───── RECORDS SUPPLIED ─────
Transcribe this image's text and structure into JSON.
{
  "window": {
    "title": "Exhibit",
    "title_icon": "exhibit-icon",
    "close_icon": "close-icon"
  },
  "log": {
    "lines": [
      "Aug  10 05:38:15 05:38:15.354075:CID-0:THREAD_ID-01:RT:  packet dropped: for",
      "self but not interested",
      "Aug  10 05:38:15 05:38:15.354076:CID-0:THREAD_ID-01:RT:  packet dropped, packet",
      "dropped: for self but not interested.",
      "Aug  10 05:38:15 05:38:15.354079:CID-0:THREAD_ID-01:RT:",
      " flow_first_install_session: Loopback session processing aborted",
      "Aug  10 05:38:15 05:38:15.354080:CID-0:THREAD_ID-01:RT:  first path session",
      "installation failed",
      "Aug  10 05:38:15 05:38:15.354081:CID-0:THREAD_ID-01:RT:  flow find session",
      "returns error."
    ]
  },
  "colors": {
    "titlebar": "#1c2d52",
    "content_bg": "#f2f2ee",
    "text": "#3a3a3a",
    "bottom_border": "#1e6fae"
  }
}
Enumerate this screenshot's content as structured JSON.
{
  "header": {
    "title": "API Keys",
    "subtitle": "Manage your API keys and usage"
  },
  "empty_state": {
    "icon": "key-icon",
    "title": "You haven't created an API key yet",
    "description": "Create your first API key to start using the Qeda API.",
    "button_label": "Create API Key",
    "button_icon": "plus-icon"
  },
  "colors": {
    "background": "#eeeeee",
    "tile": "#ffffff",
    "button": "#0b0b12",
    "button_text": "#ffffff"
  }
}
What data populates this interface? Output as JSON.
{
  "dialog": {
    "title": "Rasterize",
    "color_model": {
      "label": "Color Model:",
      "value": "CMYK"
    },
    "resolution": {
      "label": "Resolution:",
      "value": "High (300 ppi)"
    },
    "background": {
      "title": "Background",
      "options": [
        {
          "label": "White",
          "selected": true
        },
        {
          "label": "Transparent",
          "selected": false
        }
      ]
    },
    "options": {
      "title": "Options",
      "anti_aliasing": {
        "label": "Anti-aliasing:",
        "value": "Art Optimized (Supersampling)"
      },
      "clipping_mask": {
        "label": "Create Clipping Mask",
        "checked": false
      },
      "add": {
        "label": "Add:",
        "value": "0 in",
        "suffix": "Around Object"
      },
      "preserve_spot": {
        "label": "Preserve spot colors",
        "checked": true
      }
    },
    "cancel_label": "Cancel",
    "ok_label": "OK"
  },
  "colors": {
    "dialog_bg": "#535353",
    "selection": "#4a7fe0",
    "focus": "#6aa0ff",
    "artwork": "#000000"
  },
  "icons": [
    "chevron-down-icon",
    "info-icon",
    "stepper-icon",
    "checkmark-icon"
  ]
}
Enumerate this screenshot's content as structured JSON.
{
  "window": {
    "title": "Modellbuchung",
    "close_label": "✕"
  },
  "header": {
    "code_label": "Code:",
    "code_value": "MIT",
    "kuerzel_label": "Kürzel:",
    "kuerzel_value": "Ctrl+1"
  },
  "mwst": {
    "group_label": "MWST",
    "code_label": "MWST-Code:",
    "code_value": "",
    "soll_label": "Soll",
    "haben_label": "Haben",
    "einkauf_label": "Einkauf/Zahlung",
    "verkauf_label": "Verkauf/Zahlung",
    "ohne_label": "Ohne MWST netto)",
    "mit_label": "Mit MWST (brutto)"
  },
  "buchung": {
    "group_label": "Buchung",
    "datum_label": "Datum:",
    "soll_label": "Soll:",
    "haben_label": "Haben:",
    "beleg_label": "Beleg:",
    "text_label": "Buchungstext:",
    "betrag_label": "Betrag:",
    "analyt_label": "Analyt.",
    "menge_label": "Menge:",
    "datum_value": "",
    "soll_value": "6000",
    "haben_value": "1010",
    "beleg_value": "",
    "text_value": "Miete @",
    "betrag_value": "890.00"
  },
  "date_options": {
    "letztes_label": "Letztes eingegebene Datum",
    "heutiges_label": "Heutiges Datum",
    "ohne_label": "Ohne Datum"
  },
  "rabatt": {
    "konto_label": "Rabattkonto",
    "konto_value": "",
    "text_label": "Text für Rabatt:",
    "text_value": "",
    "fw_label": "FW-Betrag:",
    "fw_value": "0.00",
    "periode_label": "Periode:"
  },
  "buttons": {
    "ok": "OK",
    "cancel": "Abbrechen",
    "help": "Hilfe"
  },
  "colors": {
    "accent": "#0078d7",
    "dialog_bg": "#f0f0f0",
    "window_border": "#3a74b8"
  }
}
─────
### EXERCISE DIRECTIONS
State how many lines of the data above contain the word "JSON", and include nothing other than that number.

### SOLUTION FOR THIS PROBLEM
4